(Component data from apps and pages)
>>>>>

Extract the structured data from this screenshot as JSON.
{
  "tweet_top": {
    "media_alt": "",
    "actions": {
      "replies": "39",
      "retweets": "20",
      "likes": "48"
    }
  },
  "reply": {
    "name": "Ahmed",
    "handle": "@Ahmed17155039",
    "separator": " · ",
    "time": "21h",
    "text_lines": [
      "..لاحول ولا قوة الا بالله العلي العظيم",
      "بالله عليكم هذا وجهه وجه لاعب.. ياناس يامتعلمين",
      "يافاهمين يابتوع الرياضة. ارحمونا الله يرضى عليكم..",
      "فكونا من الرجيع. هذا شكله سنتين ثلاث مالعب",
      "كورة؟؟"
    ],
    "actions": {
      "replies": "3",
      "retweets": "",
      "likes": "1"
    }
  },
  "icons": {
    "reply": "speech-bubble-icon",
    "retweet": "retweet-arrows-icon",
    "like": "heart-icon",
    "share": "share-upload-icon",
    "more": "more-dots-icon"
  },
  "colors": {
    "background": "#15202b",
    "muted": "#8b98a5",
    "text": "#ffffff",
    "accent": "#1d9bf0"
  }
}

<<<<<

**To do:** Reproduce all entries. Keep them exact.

**Task answer:**
Extract the structured data from this screenshot as JSON.
{
  "tweet_top": {
    "media_alt": "",
    "actions": {
      "replies": "39",
      "retweets": "20",
      "likes": "48"
    }
  },
  "reply": {
    "name": "Ahmed",
    "handle": "@Ahmed17155039",
    "separator": " · ",
    "time": "21h",
    "text_lines": [
      "..لاحول ولا قوة الا بالله العلي العظيم",
      "بالله عليكم هذا وجهه وجه لاعب.. ياناس يامتعلمين",
      "يافاهمين يابتوع الرياضة. ارحمونا الله يرضى عليكم..",
      "فكونا من الرجيع. هذا شكله سنتين ثلاث مالعب",
      "كورة؟؟"
    ],
    "actions": {
      "replies": "3",
      "retweets": "",
      "likes": "1"
    }
  },
  "icons": {
    "reply": "speech-bubble-icon",
    "retweet": "retweet-arrows-icon",
    "like": "heart-icon",
    "share": "share-upload-icon",
    "more": "more-dots-icon"
  },
  "colors": {
    "background": "#15202b",
    "muted": "#8b98a5",
    "text": "#ffffff",
    "accent": "#1d9bf0"
  }
}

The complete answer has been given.